* Task brief: For each line in the data below that holds "Pradesh", return a copy.
-----
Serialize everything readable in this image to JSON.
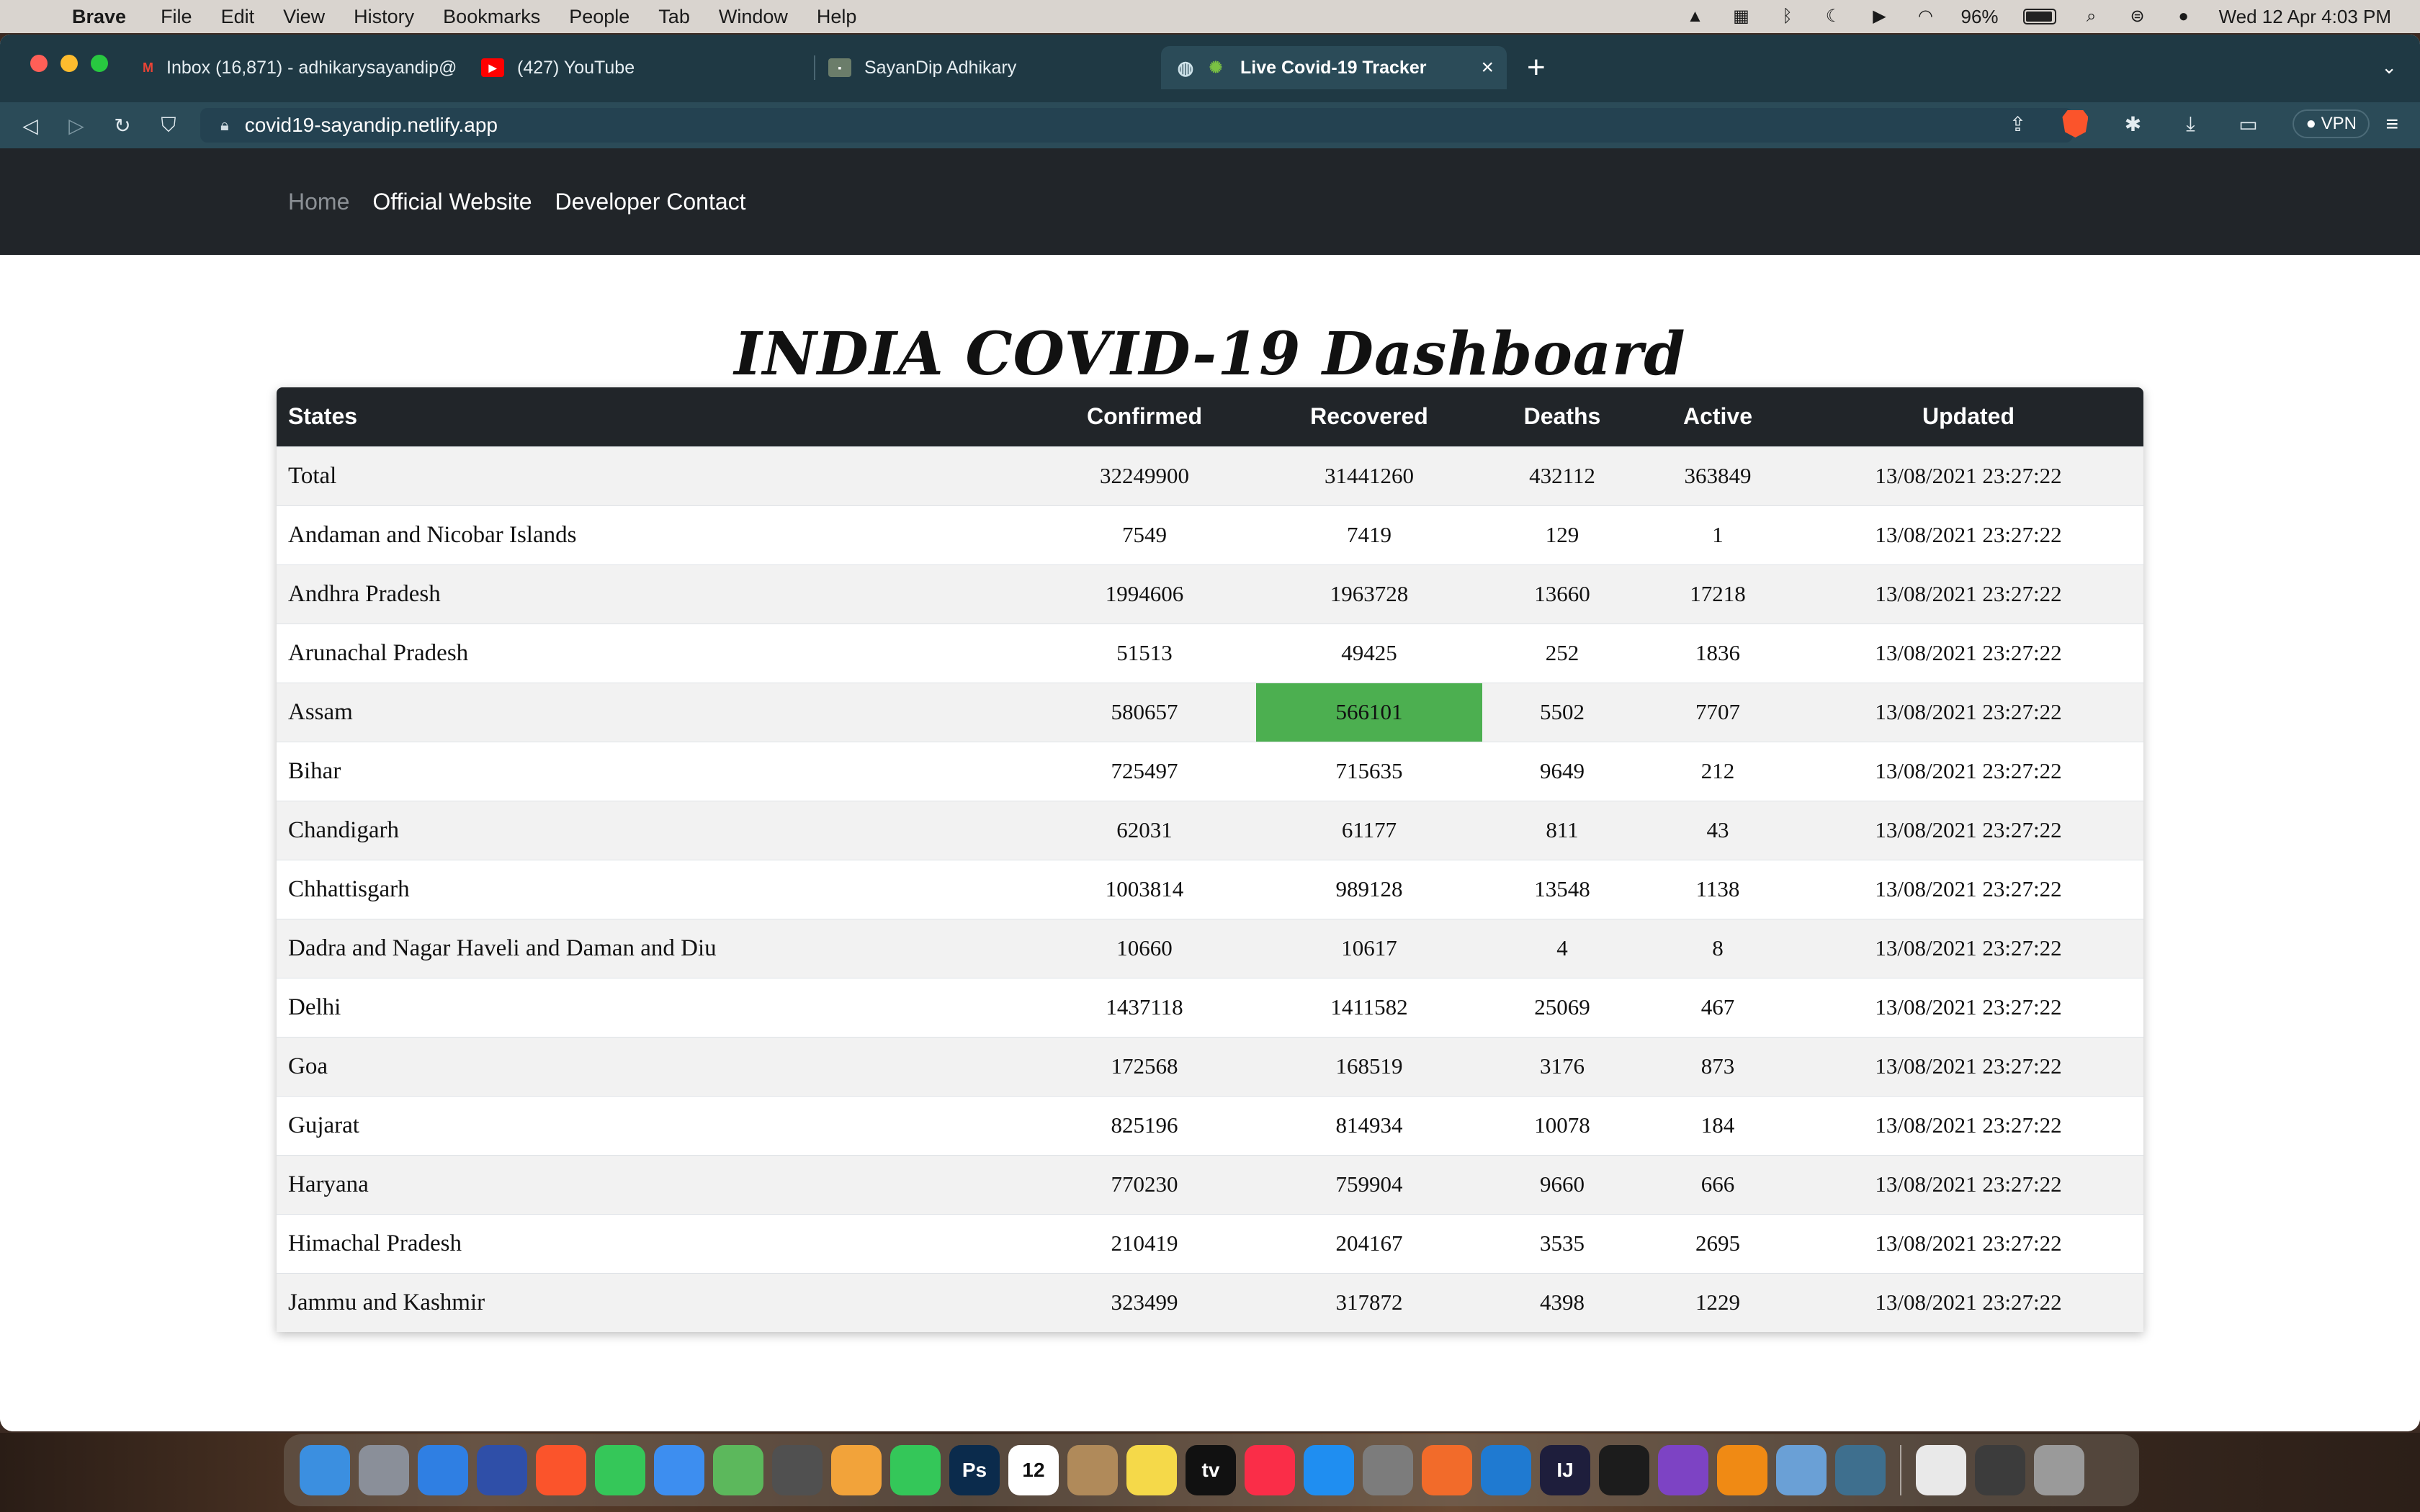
{
  "menubar": {
    "app_name": "Brave",
    "items": [
      "File",
      "Edit",
      "View",
      "History",
      "Bookmarks",
      "People",
      "Tab",
      "Window",
      "Help"
    ],
    "battery_percent": "96%",
    "battery_level": 0.96,
    "datetime": "Wed 12 Apr  4:03 PM",
    "status_icons": [
      "vlc-icon",
      "keyboard-icon",
      "bluetooth-icon",
      "moon-icon",
      "play-icon",
      "wifi-icon",
      "search-icon",
      "control-center-icon",
      "siri-icon"
    ]
  },
  "browser": {
    "tabs": [
      {
        "title": "Inbox (16,871) - adhikarysayandip@",
        "icon": "gmail-icon",
        "color": "#ea4335"
      },
      {
        "title": "(427) YouTube",
        "icon": "youtube-icon",
        "color": "#ff0000"
      },
      {
        "title": "SayanDip Adhikary",
        "icon": "page-icon",
        "color": "#6b7d6a"
      },
      {
        "title": "Live Covid-19 Tracker",
        "icon": "globe-icon",
        "color": "#7ac143",
        "active": true
      }
    ],
    "url": "covid19-sayandip.netlify.app",
    "vpn_label": "VPN"
  },
  "site": {
    "nav": [
      {
        "label": "Home",
        "active": true
      },
      {
        "label": "Official Website"
      },
      {
        "label": "Developer Contact"
      }
    ],
    "title": "INDIA COVID-19 Dashboard",
    "table": {
      "headers": [
        "States",
        "Confirmed",
        "Recovered",
        "Deaths",
        "Active",
        "Updated"
      ],
      "rows": [
        [
          "Total",
          "32249900",
          "31441260",
          "432112",
          "363849",
          "13/08/2021 23:27:22"
        ],
        [
          "Andaman and Nicobar Islands",
          "7549",
          "7419",
          "129",
          "1",
          "13/08/2021 23:27:22"
        ],
        [
          "Andhra Pradesh",
          "1994606",
          "1963728",
          "13660",
          "17218",
          "13/08/2021 23:27:22"
        ],
        [
          "Arunachal Pradesh",
          "51513",
          "49425",
          "252",
          "1836",
          "13/08/2021 23:27:22"
        ],
        [
          "Assam",
          "580657",
          "566101",
          "5502",
          "7707",
          "13/08/2021 23:27:22"
        ],
        [
          "Bihar",
          "725497",
          "715635",
          "9649",
          "212",
          "13/08/2021 23:27:22"
        ],
        [
          "Chandigarh",
          "62031",
          "61177",
          "811",
          "43",
          "13/08/2021 23:27:22"
        ],
        [
          "Chhattisgarh",
          "1003814",
          "989128",
          "13548",
          "1138",
          "13/08/2021 23:27:22"
        ],
        [
          "Dadra and Nagar Haveli and Daman and Diu",
          "10660",
          "10617",
          "4",
          "8",
          "13/08/2021 23:27:22"
        ],
        [
          "Delhi",
          "1437118",
          "1411582",
          "25069",
          "467",
          "13/08/2021 23:27:22"
        ],
        [
          "Goa",
          "172568",
          "168519",
          "3176",
          "873",
          "13/08/2021 23:27:22"
        ],
        [
          "Gujarat",
          "825196",
          "814934",
          "10078",
          "184",
          "13/08/2021 23:27:22"
        ],
        [
          "Haryana",
          "770230",
          "759904",
          "9660",
          "666",
          "13/08/2021 23:27:22"
        ],
        [
          "Himachal Pradesh",
          "210419",
          "204167",
          "3535",
          "2695",
          "13/08/2021 23:27:22"
        ],
        [
          "Jammu and Kashmir",
          "323499",
          "317872",
          "4398",
          "1229",
          "13/08/2021 23:27:22"
        ]
      ],
      "highlight_color": "#4caf50"
    }
  },
  "dock": {
    "apps": [
      {
        "name": "finder-icon",
        "color": "#3b8fe0"
      },
      {
        "name": "launchpad-icon",
        "color": "#8a8f99"
      },
      {
        "name": "safari-icon",
        "color": "#2f7fe3"
      },
      {
        "name": "firefox-icon",
        "color": "#2f4fa8"
      },
      {
        "name": "brave-icon",
        "color": "#fb542b"
      },
      {
        "name": "messages-icon",
        "color": "#35c759"
      },
      {
        "name": "mail-icon",
        "color": "#3d8ef0"
      },
      {
        "name": "maps-icon",
        "color": "#5cb85c"
      },
      {
        "name": "calculator-icon",
        "color": "#505050"
      },
      {
        "name": "photos-icon",
        "color": "#f2a33a"
      },
      {
        "name": "facetime-icon",
        "color": "#34c759"
      },
      {
        "name": "photoshop-icon",
        "color": "#0b2b4c",
        "text": "Ps"
      },
      {
        "name": "calendar-icon",
        "color": "#ffffff",
        "text": "12"
      },
      {
        "name": "contacts-icon",
        "color": "#b08a5a"
      },
      {
        "name": "notes-icon",
        "color": "#f5d949"
      },
      {
        "name": "apple-tv-icon",
        "color": "#111111",
        "text": "tv"
      },
      {
        "name": "music-icon",
        "color": "#fa2d48"
      },
      {
        "name": "app-store-icon",
        "color": "#1f8ef1"
      },
      {
        "name": "system-preferences-icon",
        "color": "#7c7c7c"
      },
      {
        "name": "sketch-icon",
        "color": "#f26b2a"
      },
      {
        "name": "vscode-icon",
        "color": "#1f7ad1"
      },
      {
        "name": "intellij-icon",
        "color": "#1e1e3c",
        "text": "IJ"
      },
      {
        "name": "terminal-icon",
        "color": "#1c1c1c"
      },
      {
        "name": "github-desktop-icon",
        "color": "#7d43c4"
      },
      {
        "name": "vlc-icon",
        "color": "#f08a14"
      },
      {
        "name": "virtualbox-icon",
        "color": "#6aa0d6"
      },
      {
        "name": "mysql-workbench-icon",
        "color": "#3e6f8e"
      },
      {
        "name": "sep",
        "color": ""
      },
      {
        "name": "document-icon",
        "color": "#e9e9e9"
      },
      {
        "name": "screenshot-stack-icon",
        "color": "#3c3c3c"
      },
      {
        "name": "trash-icon",
        "color": "#9a9a9a"
      }
    ]
  }
}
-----
* Response for this exercise:
          "Andhra Pradesh",
          "Arunachal Pradesh",
          "Himachal Pradesh",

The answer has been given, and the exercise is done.